=== Your assignment ===
Throughout the records below, find each line holding "array" and copy it.

=== Data extract ===
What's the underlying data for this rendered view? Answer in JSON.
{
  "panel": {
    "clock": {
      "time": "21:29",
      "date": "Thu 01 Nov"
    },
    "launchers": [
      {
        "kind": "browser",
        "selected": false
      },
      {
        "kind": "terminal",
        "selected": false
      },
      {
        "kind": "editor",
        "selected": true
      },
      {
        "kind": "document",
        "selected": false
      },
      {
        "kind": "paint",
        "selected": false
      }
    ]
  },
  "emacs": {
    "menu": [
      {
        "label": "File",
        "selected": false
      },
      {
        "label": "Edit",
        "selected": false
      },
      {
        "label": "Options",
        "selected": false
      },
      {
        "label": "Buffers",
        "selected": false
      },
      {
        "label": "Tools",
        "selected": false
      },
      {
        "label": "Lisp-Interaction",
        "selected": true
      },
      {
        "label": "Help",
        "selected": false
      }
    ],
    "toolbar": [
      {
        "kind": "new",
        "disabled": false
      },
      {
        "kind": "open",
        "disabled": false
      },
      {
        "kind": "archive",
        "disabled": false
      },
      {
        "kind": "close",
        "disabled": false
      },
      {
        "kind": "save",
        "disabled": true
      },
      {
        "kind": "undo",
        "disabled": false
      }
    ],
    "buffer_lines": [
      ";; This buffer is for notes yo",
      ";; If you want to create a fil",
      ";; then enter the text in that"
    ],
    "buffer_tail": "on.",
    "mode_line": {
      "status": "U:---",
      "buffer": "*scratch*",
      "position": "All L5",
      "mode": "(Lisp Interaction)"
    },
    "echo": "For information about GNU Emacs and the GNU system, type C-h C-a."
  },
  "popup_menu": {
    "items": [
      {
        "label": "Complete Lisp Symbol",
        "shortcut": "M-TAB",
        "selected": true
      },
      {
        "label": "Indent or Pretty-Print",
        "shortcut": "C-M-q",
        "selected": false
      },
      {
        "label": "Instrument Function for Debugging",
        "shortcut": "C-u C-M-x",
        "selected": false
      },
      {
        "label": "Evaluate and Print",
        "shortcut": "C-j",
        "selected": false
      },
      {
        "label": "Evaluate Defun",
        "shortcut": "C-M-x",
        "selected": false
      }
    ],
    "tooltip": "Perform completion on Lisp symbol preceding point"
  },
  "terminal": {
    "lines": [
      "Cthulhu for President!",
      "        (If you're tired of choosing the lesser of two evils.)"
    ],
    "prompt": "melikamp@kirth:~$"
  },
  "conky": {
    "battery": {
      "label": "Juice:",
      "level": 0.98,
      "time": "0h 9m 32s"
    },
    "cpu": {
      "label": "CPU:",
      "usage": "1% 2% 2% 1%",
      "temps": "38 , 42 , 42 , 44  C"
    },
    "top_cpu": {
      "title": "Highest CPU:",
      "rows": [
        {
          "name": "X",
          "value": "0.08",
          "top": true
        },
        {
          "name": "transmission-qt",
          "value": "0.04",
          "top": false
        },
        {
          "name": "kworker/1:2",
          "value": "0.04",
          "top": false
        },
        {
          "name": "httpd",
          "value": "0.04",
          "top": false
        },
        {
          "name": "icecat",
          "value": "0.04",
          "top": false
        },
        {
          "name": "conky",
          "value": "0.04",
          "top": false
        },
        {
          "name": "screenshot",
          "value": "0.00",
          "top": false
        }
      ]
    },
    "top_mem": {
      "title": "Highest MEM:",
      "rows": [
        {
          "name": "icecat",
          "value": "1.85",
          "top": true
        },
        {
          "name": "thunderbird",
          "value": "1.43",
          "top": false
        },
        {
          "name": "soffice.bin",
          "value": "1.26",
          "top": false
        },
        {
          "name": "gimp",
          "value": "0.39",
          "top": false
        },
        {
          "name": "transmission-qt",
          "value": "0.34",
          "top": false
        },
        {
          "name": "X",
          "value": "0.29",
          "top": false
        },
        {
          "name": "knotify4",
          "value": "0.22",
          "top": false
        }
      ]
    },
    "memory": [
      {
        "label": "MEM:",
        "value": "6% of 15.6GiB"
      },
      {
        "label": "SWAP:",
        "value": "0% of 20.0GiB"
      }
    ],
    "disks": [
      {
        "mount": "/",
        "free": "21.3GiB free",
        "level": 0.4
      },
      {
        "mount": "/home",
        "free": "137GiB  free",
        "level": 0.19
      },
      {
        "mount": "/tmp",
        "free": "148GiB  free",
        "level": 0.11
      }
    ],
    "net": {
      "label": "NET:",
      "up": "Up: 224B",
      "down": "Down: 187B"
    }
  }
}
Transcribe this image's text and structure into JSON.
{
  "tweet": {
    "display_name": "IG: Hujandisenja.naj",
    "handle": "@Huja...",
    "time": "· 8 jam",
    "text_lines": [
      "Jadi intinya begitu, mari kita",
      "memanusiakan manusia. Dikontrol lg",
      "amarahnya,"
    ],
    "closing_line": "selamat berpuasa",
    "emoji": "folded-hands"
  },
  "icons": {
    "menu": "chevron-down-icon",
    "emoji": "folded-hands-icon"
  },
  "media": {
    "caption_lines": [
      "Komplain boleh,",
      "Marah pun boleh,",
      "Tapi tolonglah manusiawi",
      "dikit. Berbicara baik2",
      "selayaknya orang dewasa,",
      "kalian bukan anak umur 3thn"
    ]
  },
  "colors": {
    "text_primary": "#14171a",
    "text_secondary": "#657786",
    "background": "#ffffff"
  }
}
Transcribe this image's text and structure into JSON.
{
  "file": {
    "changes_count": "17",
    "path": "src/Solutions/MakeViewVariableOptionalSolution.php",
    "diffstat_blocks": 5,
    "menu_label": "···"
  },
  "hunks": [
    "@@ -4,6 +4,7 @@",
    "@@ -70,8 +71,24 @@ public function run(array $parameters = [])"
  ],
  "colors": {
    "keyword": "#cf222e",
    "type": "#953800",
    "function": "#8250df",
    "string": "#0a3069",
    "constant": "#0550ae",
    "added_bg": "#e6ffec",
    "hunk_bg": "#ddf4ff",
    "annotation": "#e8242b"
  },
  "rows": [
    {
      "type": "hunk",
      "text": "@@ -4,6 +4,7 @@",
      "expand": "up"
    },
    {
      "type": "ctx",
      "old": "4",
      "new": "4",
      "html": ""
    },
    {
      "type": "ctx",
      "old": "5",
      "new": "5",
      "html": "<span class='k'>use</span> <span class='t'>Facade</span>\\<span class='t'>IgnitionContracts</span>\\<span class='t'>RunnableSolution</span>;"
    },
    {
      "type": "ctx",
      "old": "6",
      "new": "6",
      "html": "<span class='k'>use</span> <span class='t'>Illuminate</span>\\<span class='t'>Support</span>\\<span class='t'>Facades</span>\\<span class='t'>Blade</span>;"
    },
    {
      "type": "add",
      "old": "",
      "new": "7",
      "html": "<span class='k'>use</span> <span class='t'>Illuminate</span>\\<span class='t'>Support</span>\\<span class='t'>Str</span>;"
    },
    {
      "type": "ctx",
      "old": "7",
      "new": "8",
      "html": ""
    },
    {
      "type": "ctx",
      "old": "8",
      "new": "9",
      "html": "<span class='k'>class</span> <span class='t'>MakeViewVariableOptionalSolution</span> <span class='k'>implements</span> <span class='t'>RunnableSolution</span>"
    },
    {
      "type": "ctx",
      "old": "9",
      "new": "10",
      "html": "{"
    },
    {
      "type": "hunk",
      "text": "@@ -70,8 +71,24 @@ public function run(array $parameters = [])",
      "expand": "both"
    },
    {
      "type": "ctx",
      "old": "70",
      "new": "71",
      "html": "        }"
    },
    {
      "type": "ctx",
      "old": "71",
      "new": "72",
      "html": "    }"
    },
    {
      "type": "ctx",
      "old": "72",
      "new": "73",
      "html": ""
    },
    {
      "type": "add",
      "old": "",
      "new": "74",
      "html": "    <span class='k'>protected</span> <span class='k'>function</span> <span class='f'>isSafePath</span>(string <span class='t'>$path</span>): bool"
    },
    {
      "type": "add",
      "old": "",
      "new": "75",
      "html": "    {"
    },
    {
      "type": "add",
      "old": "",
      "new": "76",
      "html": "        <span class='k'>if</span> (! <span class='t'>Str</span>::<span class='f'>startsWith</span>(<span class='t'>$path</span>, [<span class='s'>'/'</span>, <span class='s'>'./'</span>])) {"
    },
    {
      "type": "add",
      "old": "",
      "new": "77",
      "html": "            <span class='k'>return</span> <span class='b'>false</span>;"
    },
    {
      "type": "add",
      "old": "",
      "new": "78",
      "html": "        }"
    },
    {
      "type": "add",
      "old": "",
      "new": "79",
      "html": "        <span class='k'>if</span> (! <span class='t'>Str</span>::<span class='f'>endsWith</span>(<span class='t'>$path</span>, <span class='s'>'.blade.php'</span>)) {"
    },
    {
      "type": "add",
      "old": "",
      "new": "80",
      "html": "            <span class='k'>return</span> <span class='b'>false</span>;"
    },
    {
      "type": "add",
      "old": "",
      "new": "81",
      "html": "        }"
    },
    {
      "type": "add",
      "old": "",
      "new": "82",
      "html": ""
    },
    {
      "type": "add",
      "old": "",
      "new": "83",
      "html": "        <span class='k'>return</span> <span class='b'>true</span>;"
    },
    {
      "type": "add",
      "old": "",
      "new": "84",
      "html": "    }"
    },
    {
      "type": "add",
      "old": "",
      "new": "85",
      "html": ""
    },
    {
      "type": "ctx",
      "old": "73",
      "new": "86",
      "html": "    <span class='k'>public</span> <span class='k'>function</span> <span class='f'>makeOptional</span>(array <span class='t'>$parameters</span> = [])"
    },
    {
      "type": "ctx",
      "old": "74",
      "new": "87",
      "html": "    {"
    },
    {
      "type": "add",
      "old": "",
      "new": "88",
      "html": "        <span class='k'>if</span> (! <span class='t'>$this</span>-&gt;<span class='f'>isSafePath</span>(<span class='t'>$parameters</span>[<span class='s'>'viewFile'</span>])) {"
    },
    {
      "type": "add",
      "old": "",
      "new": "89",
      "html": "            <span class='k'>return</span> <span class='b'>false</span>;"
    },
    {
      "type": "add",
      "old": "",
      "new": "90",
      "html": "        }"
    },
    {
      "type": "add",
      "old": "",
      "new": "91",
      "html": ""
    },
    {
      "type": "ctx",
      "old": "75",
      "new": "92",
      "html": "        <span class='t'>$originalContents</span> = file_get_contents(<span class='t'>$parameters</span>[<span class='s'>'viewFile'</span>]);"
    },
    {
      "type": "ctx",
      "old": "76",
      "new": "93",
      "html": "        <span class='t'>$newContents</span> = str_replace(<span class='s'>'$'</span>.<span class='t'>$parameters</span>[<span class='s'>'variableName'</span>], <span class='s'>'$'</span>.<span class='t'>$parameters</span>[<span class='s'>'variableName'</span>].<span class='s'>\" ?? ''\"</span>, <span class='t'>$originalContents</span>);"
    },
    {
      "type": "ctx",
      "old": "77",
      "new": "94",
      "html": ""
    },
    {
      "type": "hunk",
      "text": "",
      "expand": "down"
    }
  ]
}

=== Answer section ===
    "@@ -70,8 +71,24 @@ public function run(array $parameters = [])"
      "text": "@@ -70,8 +71,24 @@ public function run(array $parameters = [])",
      "html": "    <span class='k'>public</span> <span class='k'>function</span> <span class='f'>makeOptional</span>(array <span class='t'>$parameters</span> = [])"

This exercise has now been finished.